*** Block opens ***
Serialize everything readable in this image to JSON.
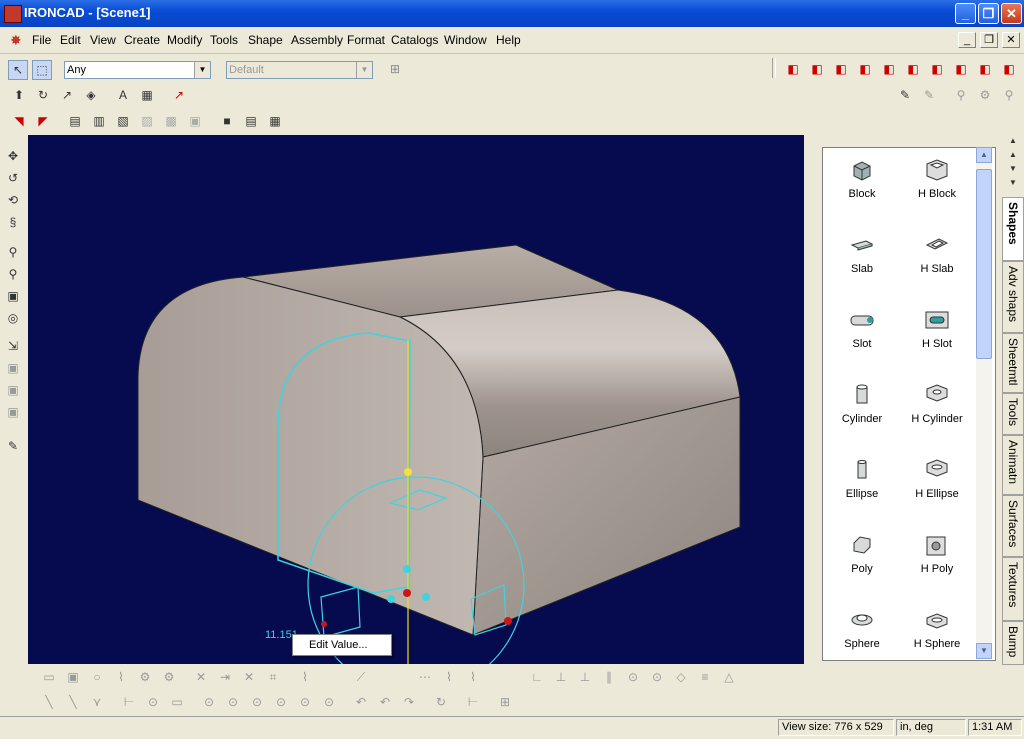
{
  "window": {
    "title": "IRONCAD - [Scene1]",
    "min": "_",
    "max": "❐",
    "close": "✕"
  },
  "menu": {
    "items": [
      "File",
      "Edit",
      "View",
      "Create",
      "Modify",
      "Tools",
      "Shape",
      "Assembly",
      "Format",
      "Catalogs",
      "Window",
      "Help"
    ],
    "mdi": [
      "_",
      "❐",
      "✕"
    ]
  },
  "toolbar": {
    "selection_filter": "Any",
    "style_combo": "Default"
  },
  "viewport": {
    "dimension_value": "11.151"
  },
  "context_menu": {
    "item": "Edit Value..."
  },
  "catalog": {
    "items": [
      {
        "label": "Block",
        "icon": "block-icon"
      },
      {
        "label": "H Block",
        "icon": "h-block-icon"
      },
      {
        "label": "Slab",
        "icon": "slab-icon"
      },
      {
        "label": "H Slab",
        "icon": "h-slab-icon"
      },
      {
        "label": "Slot",
        "icon": "slot-icon"
      },
      {
        "label": "H Slot",
        "icon": "h-slot-icon"
      },
      {
        "label": "Cylinder",
        "icon": "cylinder-icon"
      },
      {
        "label": "H Cylinder",
        "icon": "h-cylinder-icon"
      },
      {
        "label": "Ellipse",
        "icon": "ellipse-icon"
      },
      {
        "label": "H Ellipse",
        "icon": "h-ellipse-icon"
      },
      {
        "label": "Poly",
        "icon": "poly-icon"
      },
      {
        "label": "H Poly",
        "icon": "h-poly-icon"
      },
      {
        "label": "Sphere",
        "icon": "sphere-icon"
      },
      {
        "label": "H Sphere",
        "icon": "h-sphere-icon"
      }
    ],
    "tabs": [
      "Shapes",
      "Adv shaps",
      "Sheetmtl",
      "Tools",
      "Animatn",
      "Surfaces",
      "Textures",
      "Bump"
    ],
    "active_tab": "Shapes"
  },
  "status": {
    "view_size_label": "View size:",
    "view_width": "776",
    "view_sep": "x",
    "view_height": "529",
    "units": "in, deg",
    "time": "1:31 AM"
  },
  "colors": {
    "viewport_bg": "#060a4e",
    "outline": "#3fd3e0",
    "titlebar": "#0a4cd6"
  }
}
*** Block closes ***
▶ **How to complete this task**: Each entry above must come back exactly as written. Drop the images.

▶ **Response**:
Serialize everything readable in this image to JSON.
{
  "window": {
    "title": "IRONCAD - [Scene1]",
    "min": "_",
    "max": "❐",
    "close": "✕"
  },
  "menu": {
    "items": [
      "File",
      "Edit",
      "View",
      "Create",
      "Modify",
      "Tools",
      "Shape",
      "Assembly",
      "Format",
      "Catalogs",
      "Window",
      "Help"
    ],
    "mdi": [
      "_",
      "❐",
      "✕"
    ]
  },
  "toolbar": {
    "selection_filter": "Any",
    "style_combo": "Default"
  },
  "viewport": {
    "dimension_value": "11.151"
  },
  "context_menu": {
    "item": "Edit Value..."
  },
  "catalog": {
    "items": [
      {
        "label": "Block",
        "icon": "block-icon"
      },
      {
        "label": "H Block",
        "icon": "h-block-icon"
      },
      {
        "label": "Slab",
        "icon": "slab-icon"
      },
      {
        "label": "H Slab",
        "icon": "h-slab-icon"
      },
      {
        "label": "Slot",
        "icon": "slot-icon"
      },
      {
        "label": "H Slot",
        "icon": "h-slot-icon"
      },
      {
        "label": "Cylinder",
        "icon": "cylinder-icon"
      },
      {
        "label": "H Cylinder",
        "icon": "h-cylinder-icon"
      },
      {
        "label": "Ellipse",
        "icon": "ellipse-icon"
      },
      {
        "label": "H Ellipse",
        "icon": "h-ellipse-icon"
      },
      {
        "label": "Poly",
        "icon": "poly-icon"
      },
      {
        "label": "H Poly",
        "icon": "h-poly-icon"
      },
      {
        "label": "Sphere",
        "icon": "sphere-icon"
      },
      {
        "label": "H Sphere",
        "icon": "h-sphere-icon"
      }
    ],
    "tabs": [
      "Shapes",
      "Adv shaps",
      "Sheetmtl",
      "Tools",
      "Animatn",
      "Surfaces",
      "Textures",
      "Bump"
    ],
    "active_tab": "Shapes"
  },
  "status": {
    "view_size_label": "View size:",
    "view_width": "776",
    "view_sep": "x",
    "view_height": "529",
    "units": "in, deg",
    "time": "1:31 AM"
  },
  "colors": {
    "viewport_bg": "#060a4e",
    "outline": "#3fd3e0",
    "titlebar": "#0a4cd6"
  }
}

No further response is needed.